Jesus’ words for describing service are conveyed by Mark in the humblest words in the Greek language for lowdown menial service. The term “servant,” diakonos, literally means “the one who waits on tables.”
“Whoever wishes to be great among you will be your servant [dia-konos];
whoever wishes to be first among you will be the slave [doulos] of all.”
Jesus finally drives his point home by applying to himself the atonement language of Isaiah’s portrait of the Suffering Servant in the first reading
“For the Son of Man did not come to be served but to serve
and to give his life as a ransom for many.”
In many ways we are like James and John and the other disciples. Just like James and John we behave as normal citizens of a world where the ordinary view of service is one who lord it over people and make their authority over them felt.
Service is not the normal way of the world. Authority, leadership, ambition is. Service is such a much spoken word but so much lacking in practice. Admit it, when you are in a position, leadership or honor, whether in government, church, business, civic organization, or non-profit organization, the normal tendency in the world is that you are not a servant. You are to be served, you are to be bestowed with honor, you are to be granted privileges. All those talk about servant-leadership, they are beautiful to the ears, but in the real world, whoever is in position, authority and power, their members and their subjects are the ones serving them.
Unless the dominant system of benefiting the poor and powerful prevails, service will remain antithetical to the Christian way of service. To live the Christian way of service is to go against the strong tide of giving weight to power, authority and wealth in the world.
So how then can we practice service in a world that is antithetical to service? Just like the saying–to err is human, to forgive is divine–authority and leadership is human, service is divine. Service is the way of God towards us and towards God’s inner life. Service is the relationship of God with each other in the Divine Trinity. Service, therefore, is God’s gift, God’s grace. We cannot do service, without divine grace. We cannot do service without following Jesus–the greatest example of one who came not to be served but to serve. The cup that Jesus drank, we can drink, and the baptism with which Jesus was baptized, we were baptized, but we can only lived out true service, not on our own, but through Jesus, with Jesus, and in Jesus.

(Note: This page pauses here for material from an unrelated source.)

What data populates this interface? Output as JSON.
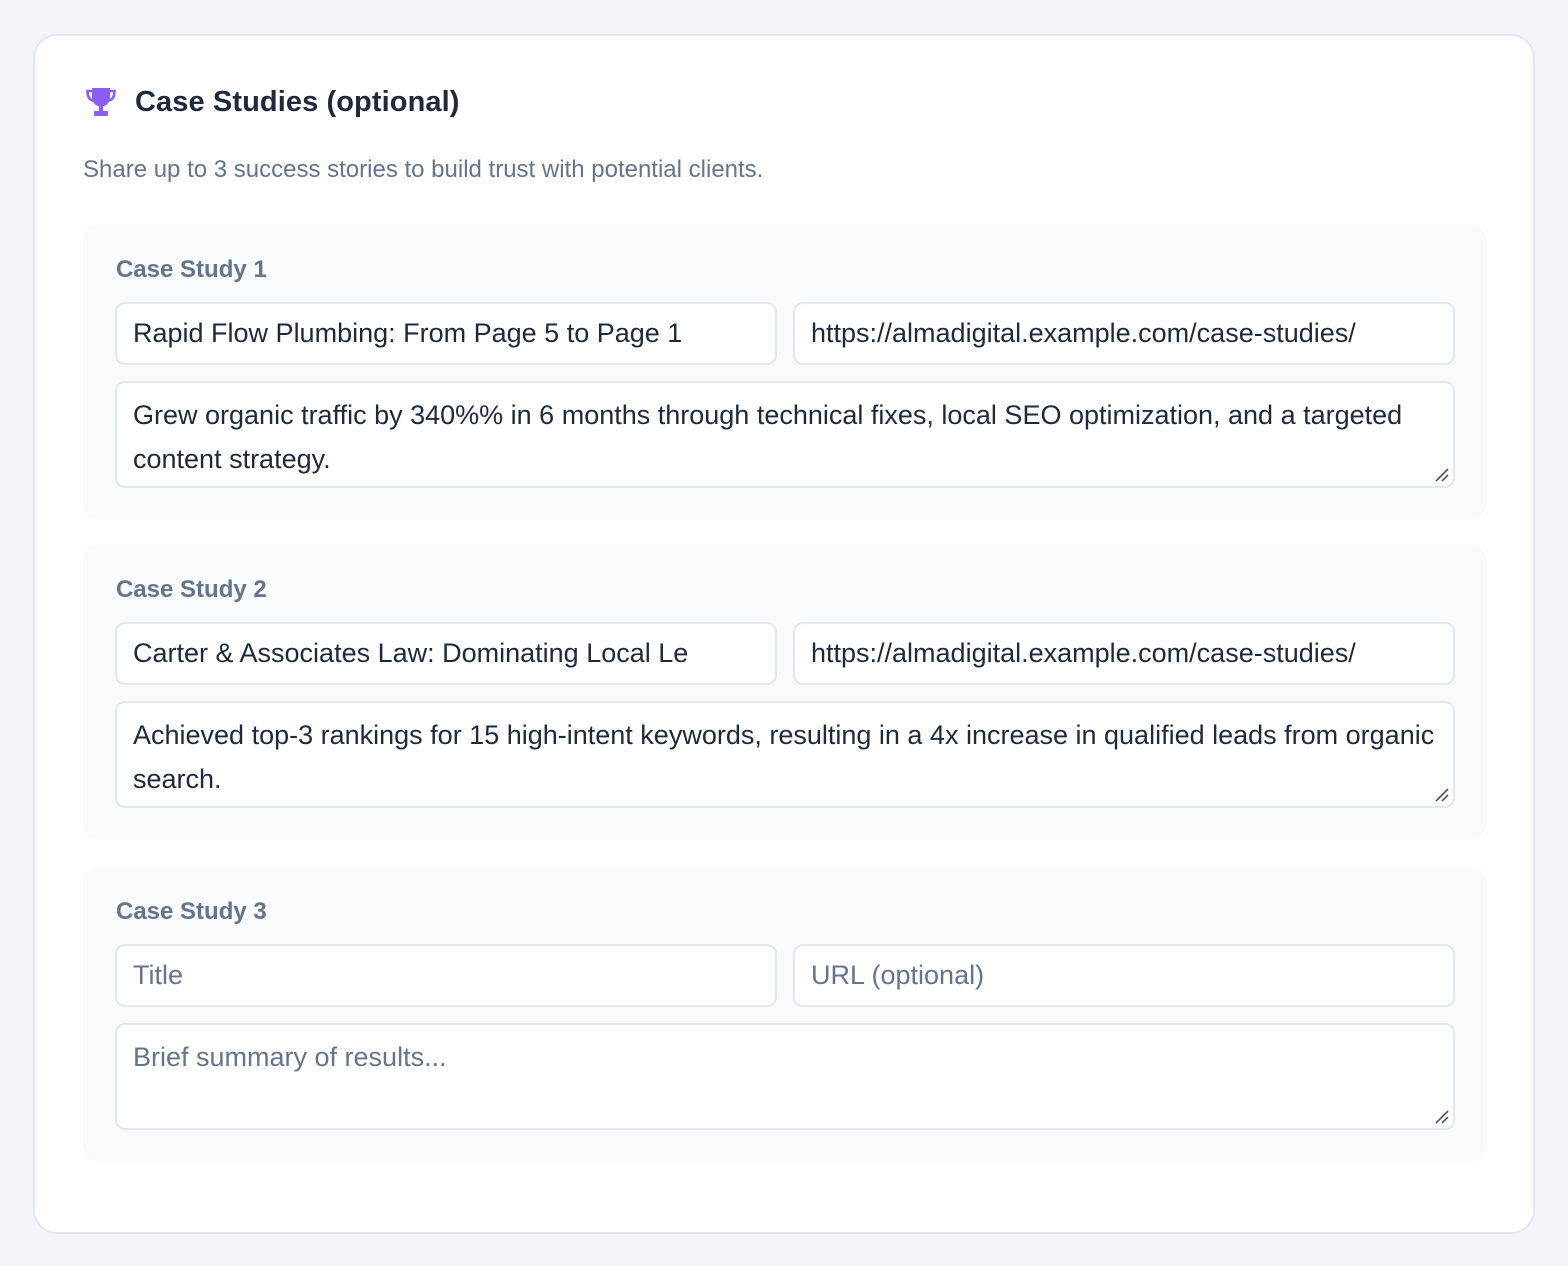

Service is the way of life in the kingdom of God. Service is a prerequisite to entering the kingdom. We cannot enter the kingdom of God unless we learn how to serve. When we come to God’s kingdom, only then that we can experience the fullness of service. In God’s kingdom, we will be focused on the other, serving each other, just like God.
Despite that the fullness of service will only come at the end, we can already have a foretaste of its fullness here and now, even in a hostile world. In God’s grace.
The National Shrine of Our Mother of Perpetual Help in Baclaran mourns the death of Most Rev. Ireneo Amantillo, Bishop Emeritus of the Diocese of Tandag. After his retirement as Bishop, he was assigned for a couple of years at the shrine. His assignment at the shrine even though was short, was a fruitful and memorable one. Many of the shrine volunteers, staff and his own Redemptorist confreres remember him as humble, friendly and funny. After long years of service in God’s vineyard, Amantillo succumbed to cancer and died in the hands of the Lord in the morning of October 11, 2018. He was 83.
Eternal rest grant unto him O Lord, and let perpetual light shine upon him.
May he rest in peace!